REQUIREMENT: The records below are to be copied exactly, with every picture left out.

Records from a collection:
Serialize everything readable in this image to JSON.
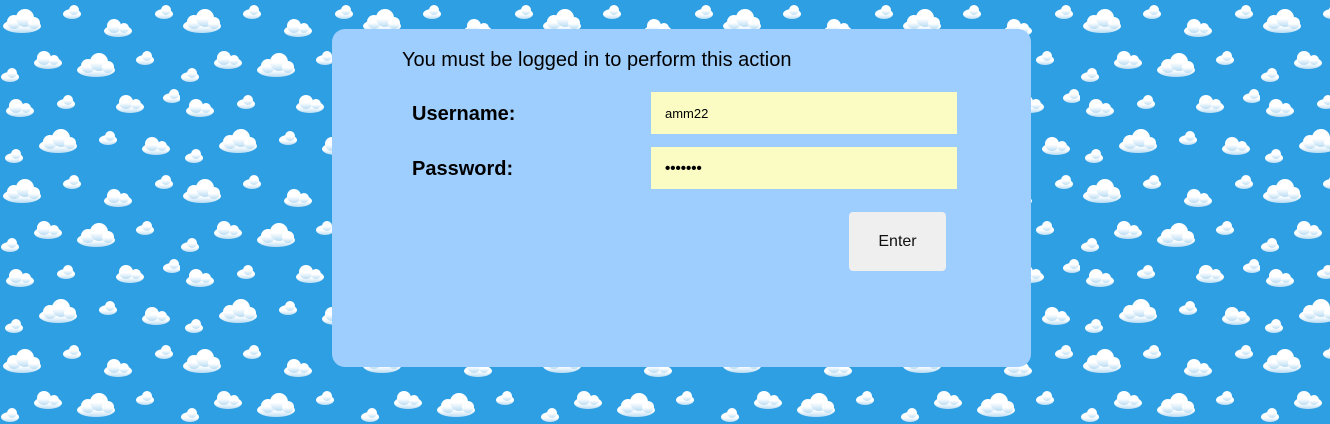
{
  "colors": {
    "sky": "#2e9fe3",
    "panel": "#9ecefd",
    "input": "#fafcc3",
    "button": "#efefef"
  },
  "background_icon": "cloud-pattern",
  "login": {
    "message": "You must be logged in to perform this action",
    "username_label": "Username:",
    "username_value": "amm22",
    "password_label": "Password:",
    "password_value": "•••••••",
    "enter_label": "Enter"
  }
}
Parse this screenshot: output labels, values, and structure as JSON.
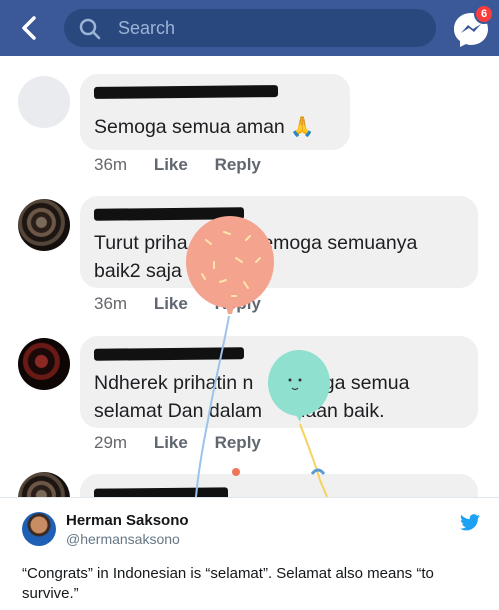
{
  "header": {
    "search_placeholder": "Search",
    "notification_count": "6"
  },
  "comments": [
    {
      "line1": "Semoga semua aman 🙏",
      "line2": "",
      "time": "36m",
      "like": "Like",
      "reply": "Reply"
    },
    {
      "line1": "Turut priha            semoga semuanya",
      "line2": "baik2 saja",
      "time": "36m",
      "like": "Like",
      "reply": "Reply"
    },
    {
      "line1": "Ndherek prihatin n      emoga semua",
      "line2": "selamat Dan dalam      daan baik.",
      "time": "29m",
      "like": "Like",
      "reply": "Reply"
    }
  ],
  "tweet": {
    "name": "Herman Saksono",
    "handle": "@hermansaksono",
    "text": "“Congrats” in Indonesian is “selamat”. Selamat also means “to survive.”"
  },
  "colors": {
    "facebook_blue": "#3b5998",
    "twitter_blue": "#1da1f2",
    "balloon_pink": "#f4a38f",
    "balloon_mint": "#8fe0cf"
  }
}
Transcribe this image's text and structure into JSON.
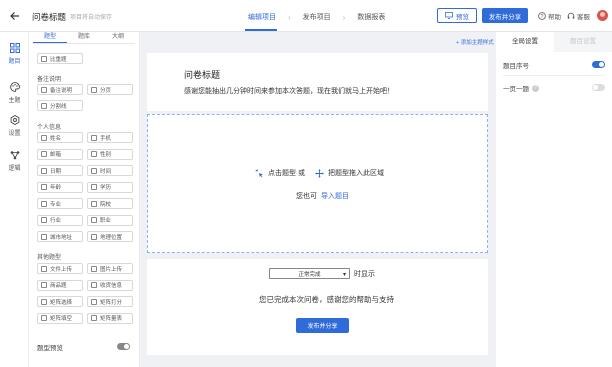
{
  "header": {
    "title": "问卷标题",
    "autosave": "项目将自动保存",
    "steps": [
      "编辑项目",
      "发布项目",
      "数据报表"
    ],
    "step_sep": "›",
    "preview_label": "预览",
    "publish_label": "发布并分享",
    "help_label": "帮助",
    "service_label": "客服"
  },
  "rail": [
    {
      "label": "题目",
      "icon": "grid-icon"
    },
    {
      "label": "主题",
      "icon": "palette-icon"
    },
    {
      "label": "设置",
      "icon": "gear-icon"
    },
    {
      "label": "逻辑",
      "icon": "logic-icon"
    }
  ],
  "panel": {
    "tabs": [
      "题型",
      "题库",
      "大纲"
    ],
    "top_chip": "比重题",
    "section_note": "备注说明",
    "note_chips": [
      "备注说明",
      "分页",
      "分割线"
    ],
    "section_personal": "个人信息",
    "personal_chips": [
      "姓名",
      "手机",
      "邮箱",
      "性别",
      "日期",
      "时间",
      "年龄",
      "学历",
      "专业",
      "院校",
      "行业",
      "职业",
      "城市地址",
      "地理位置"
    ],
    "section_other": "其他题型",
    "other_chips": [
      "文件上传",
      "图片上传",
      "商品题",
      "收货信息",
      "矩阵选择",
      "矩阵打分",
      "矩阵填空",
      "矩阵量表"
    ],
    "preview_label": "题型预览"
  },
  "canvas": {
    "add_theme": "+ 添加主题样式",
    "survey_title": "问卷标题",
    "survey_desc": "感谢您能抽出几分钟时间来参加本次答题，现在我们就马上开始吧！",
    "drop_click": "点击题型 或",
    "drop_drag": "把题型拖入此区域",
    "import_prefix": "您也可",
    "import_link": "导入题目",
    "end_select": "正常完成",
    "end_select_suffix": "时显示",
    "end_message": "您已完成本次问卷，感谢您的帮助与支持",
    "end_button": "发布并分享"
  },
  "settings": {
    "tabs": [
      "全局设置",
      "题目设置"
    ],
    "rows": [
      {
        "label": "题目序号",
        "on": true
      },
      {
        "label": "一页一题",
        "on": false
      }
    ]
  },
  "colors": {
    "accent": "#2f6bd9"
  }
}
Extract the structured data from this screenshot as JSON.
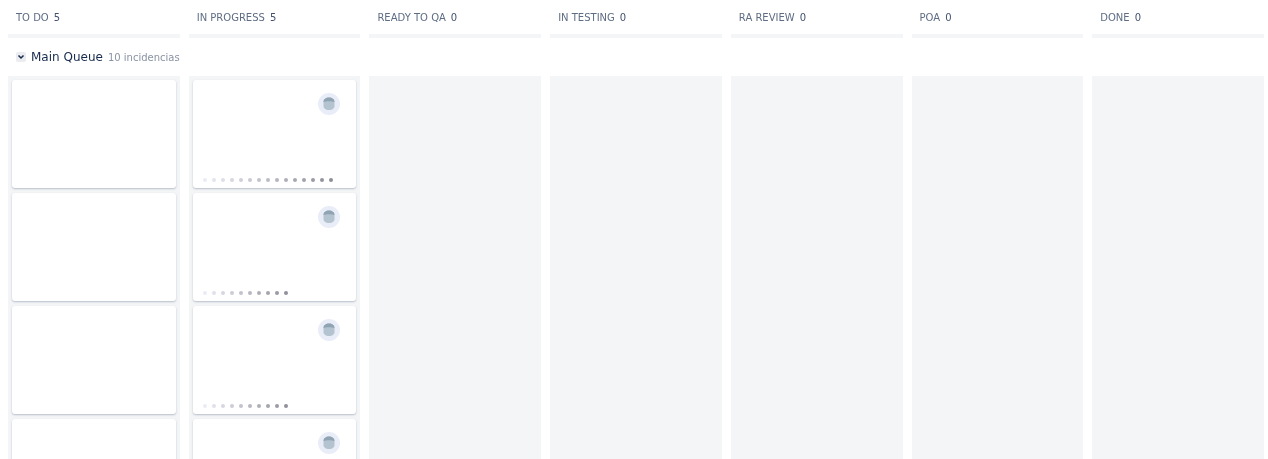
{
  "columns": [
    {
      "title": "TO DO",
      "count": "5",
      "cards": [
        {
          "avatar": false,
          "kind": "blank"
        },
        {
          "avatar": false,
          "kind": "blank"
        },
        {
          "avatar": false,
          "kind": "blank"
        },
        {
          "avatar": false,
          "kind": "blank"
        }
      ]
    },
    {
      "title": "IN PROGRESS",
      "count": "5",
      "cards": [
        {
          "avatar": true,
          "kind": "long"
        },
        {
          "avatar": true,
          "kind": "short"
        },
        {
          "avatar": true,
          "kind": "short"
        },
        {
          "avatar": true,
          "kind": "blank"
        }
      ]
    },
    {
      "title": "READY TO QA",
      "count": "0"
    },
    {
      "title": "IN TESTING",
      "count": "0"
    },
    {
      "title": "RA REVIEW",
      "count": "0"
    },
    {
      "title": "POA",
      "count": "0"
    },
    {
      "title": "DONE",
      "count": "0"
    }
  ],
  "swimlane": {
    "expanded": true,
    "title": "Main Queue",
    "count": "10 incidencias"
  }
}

FINISHED TASK:
Serialize everything readable in this image to JSON.
{
  "colors": {
    "sky": "#2e9fe3",
    "panel": "#9ecefd",
    "input": "#fafcc3",
    "button": "#efefef"
  },
  "background_icon": "cloud-pattern",
  "login": {
    "message": "You must be logged in to perform this action",
    "username_label": "Username:",
    "username_value": "amm22",
    "password_label": "Password:",
    "password_value": "•••••••",
    "enter_label": "Enter"
  }
}
Parse this screenshot: output labels, values, and structure as JSON.
{
  "header": {
    "search_placeholder": "Search",
    "notification_count": "6"
  },
  "comments": [
    {
      "line1": "Semoga semua aman 🙏",
      "line2": "",
      "time": "36m",
      "like": "Like",
      "reply": "Reply"
    },
    {
      "line1": "Turut priha            semoga semuanya",
      "line2": "baik2 saja",
      "time": "36m",
      "like": "Like",
      "reply": "Reply"
    },
    {
      "line1": "Ndherek prihatin n      emoga semua",
      "line2": "selamat Dan dalam      daan baik.",
      "time": "29m",
      "like": "Like",
      "reply": "Reply"
    }
  ],
  "tweet": {
    "name": "Herman Saksono",
    "handle": "@hermansaksono",
    "text": "“Congrats” in Indonesian is “selamat”. Selamat also means “to survive.”"
  },
  "colors": {
    "facebook_blue": "#3b5998",
    "twitter_blue": "#1da1f2",
    "balloon_pink": "#f4a38f",
    "balloon_mint": "#8fe0cf"
  }
}
Transcribe this image's text and structure into JSON.
{
  "header": {
    "title": "问卷标题",
    "autosave": "项目将自动保存",
    "steps": [
      "编辑项目",
      "发布项目",
      "数据报表"
    ],
    "step_sep": "›",
    "preview_label": "预览",
    "publish_label": "发布并分享",
    "help_label": "帮助",
    "service_label": "客服"
  },
  "rail": [
    {
      "label": "题目",
      "icon": "grid-icon"
    },
    {
      "label": "主题",
      "icon": "palette-icon"
    },
    {
      "label": "设置",
      "icon": "gear-icon"
    },
    {
      "label": "逻辑",
      "icon": "logic-icon"
    }
  ],
  "panel": {
    "tabs": [
      "题型",
      "题库",
      "大纲"
    ],
    "top_chip": "比重题",
    "section_note": "备注说明",
    "note_chips": [
      "备注说明",
      "分页",
      "分割线"
    ],
    "section_personal": "个人信息",
    "personal_chips": [
      "姓名",
      "手机",
      "邮箱",
      "性别",
      "日期",
      "时间",
      "年龄",
      "学历",
      "专业",
      "院校",
      "行业",
      "职业",
      "城市地址",
      "地理位置"
    ],
    "section_other": "其他题型",
    "other_chips": [
      "文件上传",
      "图片上传",
      "商品题",
      "收货信息",
      "矩阵选择",
      "矩阵打分",
      "矩阵填空",
      "矩阵量表"
    ],
    "preview_label": "题型预览"
  },
  "canvas": {
    "add_theme": "+ 添加主题样式",
    "survey_title": "问卷标题",
    "survey_desc": "感谢您能抽出几分钟时间来参加本次答题，现在我们就马上开始吧！",
    "drop_click": "点击题型 或",
    "drop_drag": "把题型拖入此区域",
    "import_prefix": "您也可",
    "import_link": "导入题目",
    "end_select": "正常完成",
    "end_select_suffix": "时显示",
    "end_message": "您已完成本次问卷，感谢您的帮助与支持",
    "end_button": "发布并分享"
  },
  "settings": {
    "tabs": [
      "全局设置",
      "题目设置"
    ],
    "rows": [
      {
        "label": "题目序号",
        "on": true
      },
      {
        "label": "一页一题",
        "on": false
      }
    ]
  },
  "colors": {
    "accent": "#2f6bd9"
  }
}
Extract the structured data from this screenshot as JSON.
{
  "columns": [
    {
      "title": "TO DO",
      "count": "5",
      "cards": [
        {
          "avatar": false,
          "kind": "blank"
        },
        {
          "avatar": false,
          "kind": "blank"
        },
        {
          "avatar": false,
          "kind": "blank"
        },
        {
          "avatar": false,
          "kind": "blank"
        }
      ]
    },
    {
      "title": "IN PROGRESS",
      "count": "5",
      "cards": [
        {
          "avatar": true,
          "kind": "long"
        },
        {
          "avatar": true,
          "kind": "short"
        },
        {
          "avatar": true,
          "kind": "short"
        },
        {
          "avatar": true,
          "kind": "blank"
        }
      ]
    },
    {
      "title": "READY TO QA",
      "count": "0"
    },
    {
      "title": "IN TESTING",
      "count": "0"
    },
    {
      "title": "RA REVIEW",
      "count": "0"
    },
    {
      "title": "POA",
      "count": "0"
    },
    {
      "title": "DONE",
      "count": "0"
    }
  ],
  "swimlane": {
    "expanded": true,
    "title": "Main Queue",
    "count": "10 incidencias"
  }
}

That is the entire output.